2019 marks the sixth year of the BIM Benchmark survey — a research programme conducted by EBOSS and the BIM Acceleration Committee to understand the uptake of Building Information Modelling in New Zealand.
The survey looks at the use of BIM by three control groups:
- Industry: Key users of BIM technology within the construction industry
- Clients: Property/asset managers with medium to large portfolios of property or other constructed assets
- Subcontractors: Subcontractors from medium to large scale companies — a new addition in 2019
In conjunction with the BIM Acceleration Committee, we are pleased to announce the results of the 2019 survey.
Here are some key findings from this year's research:
A plateau in the use of BIM by industry and clients
Uptake of BIM (the number of projects using BIM) seems to have plateaued for the industry group. While there was a small uplift last year, this was insignificant, with no increase in 2019. The uptake of BIM has stayed relatively stable for this group over the past three years, which suggests that the industry needs a real push to get past the plateau.
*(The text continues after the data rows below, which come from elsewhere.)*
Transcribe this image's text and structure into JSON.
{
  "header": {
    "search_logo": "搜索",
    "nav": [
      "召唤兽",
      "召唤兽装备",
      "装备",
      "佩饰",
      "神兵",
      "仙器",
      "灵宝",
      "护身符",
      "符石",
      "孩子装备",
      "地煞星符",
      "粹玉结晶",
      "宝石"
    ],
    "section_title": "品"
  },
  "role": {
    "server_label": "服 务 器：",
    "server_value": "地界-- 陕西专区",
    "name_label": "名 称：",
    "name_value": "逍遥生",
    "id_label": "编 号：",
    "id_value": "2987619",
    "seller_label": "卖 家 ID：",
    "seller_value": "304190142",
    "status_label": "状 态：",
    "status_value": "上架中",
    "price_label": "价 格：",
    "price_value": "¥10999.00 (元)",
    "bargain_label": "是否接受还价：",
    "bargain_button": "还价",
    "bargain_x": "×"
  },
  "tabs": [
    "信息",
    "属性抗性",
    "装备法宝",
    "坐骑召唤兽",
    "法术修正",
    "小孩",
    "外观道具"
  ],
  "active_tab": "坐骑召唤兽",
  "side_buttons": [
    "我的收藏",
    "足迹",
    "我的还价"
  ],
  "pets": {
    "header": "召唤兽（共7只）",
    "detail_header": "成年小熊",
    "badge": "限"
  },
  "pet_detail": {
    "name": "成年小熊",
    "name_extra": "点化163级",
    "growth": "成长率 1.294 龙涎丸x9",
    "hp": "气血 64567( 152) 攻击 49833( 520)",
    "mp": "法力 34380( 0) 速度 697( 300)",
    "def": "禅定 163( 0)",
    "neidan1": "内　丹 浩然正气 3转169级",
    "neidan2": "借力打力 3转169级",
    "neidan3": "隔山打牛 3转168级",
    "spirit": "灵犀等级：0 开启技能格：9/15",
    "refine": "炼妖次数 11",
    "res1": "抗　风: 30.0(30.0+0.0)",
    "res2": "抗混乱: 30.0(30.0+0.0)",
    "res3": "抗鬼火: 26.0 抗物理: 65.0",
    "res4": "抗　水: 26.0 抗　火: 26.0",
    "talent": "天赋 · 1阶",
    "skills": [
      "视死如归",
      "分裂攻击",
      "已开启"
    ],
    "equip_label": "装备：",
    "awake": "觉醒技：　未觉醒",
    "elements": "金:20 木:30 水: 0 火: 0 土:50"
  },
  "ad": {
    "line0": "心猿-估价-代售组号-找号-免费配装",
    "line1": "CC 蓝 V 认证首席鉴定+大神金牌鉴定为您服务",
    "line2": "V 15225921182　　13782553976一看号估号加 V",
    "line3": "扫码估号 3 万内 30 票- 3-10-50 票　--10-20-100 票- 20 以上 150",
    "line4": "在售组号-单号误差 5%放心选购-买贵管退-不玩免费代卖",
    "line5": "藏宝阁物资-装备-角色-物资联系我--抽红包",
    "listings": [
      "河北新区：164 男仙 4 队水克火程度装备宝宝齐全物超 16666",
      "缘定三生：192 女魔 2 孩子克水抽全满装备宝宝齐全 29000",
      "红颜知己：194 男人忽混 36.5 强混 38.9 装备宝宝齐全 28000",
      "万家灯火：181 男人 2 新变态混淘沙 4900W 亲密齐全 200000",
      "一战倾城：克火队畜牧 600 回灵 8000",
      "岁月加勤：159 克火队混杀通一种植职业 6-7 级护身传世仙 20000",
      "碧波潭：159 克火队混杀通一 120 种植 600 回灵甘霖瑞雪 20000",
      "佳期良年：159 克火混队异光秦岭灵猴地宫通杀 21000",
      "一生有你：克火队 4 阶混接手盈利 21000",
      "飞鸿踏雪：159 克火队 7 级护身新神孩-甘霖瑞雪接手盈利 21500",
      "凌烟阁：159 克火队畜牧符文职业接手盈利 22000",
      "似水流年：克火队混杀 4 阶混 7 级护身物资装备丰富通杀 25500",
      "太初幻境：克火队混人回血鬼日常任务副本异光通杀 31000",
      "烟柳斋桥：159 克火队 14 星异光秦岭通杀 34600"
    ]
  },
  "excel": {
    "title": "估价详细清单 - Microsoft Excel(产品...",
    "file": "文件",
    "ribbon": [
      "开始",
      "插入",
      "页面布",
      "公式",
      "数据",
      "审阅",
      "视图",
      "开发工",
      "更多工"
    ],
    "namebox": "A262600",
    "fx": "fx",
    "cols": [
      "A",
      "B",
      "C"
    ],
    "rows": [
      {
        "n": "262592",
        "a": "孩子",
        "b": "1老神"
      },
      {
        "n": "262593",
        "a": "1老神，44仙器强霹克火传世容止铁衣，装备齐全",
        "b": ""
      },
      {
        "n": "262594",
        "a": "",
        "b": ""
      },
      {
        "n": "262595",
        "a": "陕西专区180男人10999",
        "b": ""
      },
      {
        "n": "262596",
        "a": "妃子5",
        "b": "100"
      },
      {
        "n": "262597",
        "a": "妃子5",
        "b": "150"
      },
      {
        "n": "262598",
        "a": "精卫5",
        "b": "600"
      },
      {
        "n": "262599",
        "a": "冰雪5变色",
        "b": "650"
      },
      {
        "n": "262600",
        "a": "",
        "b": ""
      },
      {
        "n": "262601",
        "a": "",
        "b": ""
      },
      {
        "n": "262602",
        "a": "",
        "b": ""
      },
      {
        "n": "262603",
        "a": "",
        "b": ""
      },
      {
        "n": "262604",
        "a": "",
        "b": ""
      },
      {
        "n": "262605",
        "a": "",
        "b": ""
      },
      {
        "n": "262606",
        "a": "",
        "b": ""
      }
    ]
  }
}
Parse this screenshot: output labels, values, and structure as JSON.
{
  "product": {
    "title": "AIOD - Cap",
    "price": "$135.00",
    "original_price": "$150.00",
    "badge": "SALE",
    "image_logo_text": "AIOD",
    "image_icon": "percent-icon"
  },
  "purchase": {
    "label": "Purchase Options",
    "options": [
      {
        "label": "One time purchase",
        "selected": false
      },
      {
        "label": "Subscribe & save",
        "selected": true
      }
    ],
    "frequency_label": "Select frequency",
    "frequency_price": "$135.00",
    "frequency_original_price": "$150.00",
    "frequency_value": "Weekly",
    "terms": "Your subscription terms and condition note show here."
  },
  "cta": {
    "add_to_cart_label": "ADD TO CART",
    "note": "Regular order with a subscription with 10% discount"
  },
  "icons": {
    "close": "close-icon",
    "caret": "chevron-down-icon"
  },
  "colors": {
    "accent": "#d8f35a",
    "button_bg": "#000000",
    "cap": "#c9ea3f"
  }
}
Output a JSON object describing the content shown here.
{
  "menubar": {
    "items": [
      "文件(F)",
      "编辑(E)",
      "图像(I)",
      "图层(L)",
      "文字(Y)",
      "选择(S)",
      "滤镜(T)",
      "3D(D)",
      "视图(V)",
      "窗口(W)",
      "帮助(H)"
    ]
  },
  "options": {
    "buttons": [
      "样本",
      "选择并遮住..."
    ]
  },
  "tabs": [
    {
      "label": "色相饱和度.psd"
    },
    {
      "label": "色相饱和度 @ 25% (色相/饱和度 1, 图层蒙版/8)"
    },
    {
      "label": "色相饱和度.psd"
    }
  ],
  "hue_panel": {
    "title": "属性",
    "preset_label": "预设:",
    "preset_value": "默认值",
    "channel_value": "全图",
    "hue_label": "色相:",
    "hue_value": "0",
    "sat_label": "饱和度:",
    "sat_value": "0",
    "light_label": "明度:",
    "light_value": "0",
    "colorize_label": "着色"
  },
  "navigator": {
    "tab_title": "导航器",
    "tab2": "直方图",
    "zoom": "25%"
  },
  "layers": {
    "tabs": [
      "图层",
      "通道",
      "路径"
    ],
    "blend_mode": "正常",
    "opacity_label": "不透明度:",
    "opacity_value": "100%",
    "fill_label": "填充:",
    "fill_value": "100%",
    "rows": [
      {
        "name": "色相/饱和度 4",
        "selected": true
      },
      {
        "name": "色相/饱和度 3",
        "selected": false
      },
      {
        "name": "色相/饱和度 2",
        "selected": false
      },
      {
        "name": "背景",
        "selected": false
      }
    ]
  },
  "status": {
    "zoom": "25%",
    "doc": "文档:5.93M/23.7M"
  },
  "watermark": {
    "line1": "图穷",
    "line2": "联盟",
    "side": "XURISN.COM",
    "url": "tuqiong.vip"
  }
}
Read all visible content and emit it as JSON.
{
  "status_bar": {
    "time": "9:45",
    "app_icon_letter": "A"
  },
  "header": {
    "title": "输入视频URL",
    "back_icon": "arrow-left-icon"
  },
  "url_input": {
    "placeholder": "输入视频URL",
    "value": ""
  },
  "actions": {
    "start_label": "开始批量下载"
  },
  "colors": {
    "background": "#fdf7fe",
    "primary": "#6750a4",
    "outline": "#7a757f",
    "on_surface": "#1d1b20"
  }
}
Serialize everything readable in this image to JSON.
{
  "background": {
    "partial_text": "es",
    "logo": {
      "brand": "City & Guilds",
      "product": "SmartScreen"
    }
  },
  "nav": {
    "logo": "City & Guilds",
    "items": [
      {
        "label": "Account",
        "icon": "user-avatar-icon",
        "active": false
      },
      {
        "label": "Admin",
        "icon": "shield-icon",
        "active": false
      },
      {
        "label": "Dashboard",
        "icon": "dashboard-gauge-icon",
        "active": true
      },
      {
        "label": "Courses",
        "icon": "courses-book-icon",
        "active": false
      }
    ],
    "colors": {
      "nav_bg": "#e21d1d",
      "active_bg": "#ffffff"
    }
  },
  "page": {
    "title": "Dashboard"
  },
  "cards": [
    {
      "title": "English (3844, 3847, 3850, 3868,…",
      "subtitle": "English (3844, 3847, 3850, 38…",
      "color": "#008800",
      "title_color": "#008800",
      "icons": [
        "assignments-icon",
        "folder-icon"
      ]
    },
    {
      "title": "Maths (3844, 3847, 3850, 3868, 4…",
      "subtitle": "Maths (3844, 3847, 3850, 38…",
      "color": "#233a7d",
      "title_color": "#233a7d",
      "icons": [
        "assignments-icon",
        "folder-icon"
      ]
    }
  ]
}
Uptake of BIM has also remained stable among the client group. Only half surveyed integrate digital asset or spatial information. In addition, only 8% of those who don’t integrate digital information say they plan to start doing so in the next 12 months.
BIM use among subcontractors varies widely
This year for the first time we surveyed a group of subcontractors. According to this group, BIM is used on 43% of projects, but that proportion varies widely depending on the subcontractor type. Only three in ten actively push for BIM use on their projects, while a few say they will create their own BIM data even if the consultant is not using BIM.
A shift towards collaboration needed
While there are a number of barriers to BIM uptake, collaboration is one that comes up year after year. In 2019:
- 17% of industry say lack of collaboration is a barrier to BIM use
- Only 42% of industry say they always share their models
- 54% of subcontractors never receive BIM Execution Plans (BEPs)
As an industry, we need to shift to a more collaborative approach, or we’ll never realise the full efficiencies that BIM processes can offer. BIM means a more dynamic design process, with designs shifting throughout the process. The sense is that clients, subcontractors, and the industry are not really set up to cope with this type of dynamic design, and it is hard to get clients and contractors to understand and work within this new paradigm.
A core part of this mindset shift needs to come from clients. At present, only half of clients within the control group specify BIM in procurement. There are some clients who don’t see the value in BIM, and therefore are not allowing enough in contracts for the extra work BIM requires.
On a positive note, the majority of clients are thinking about whole-of-life, whole-of-building cost at least a little. While a good proportion are giving some consideration to this when procuring projects, the definition of some varies widely. There is a real polarisation of whether whole-of-life, whole-of-building costings are more or less important than the cost to construct.
Legacy systems and the cost of existing conditions modelling still remain as barriers for clients. In addition, creating models for existing conditions is seen as a lot of cost for relatively low value — 46% of clients not currently integrating digital spatial and asset information cite costs outweighing the benefits as their reason.
Bringing subcontractors into the fold
From a subcontractor perspective, what they’re receiving from industry isn’t always ideal. In the transition from the design BIM model to the construction model, over half say they generally discard the design model and remodel more accurately themselves (55%).
In addition, few subcontractors agree that BIM is increasing the efficiency of their work. Only one quarter agree that the cost of accurately modelling is justified with savings during construction, or that they are using BIM to increase the efficiency of their work. Only one in five agree that the model is increasingly being used for populating as-built documentation.
Where to from here?
It would seem to really get to the next level of BIM use, we require far more integration of the different parties involved in a project and more collaboration. Where BIM has worked well, respondents have mentioned increased coordination, efficiency, and better construction outcomes. This can be achieved, but it will require a shift in the way different parties work together.
As an example:
- From Industry: Only 42% always share their models with other businesses involved in a project
- From clients: 54% believe their supply chain can’t deliver the required information
- From subcontractors: Only 5% agree that the level of detail within the design BIM is sufficient for the transition to the construction BIM
As an industry, we agree that BIM is important, but increasing use of BIM will require a mindset shift on all sides. This raises the questions:
- How can we better bring about a shared understanding that will give each party useful information?
- How can we enable a more dynamic mindset in the market given where we are now?
- How can we bring BIM into the conversation before procurement gets involved?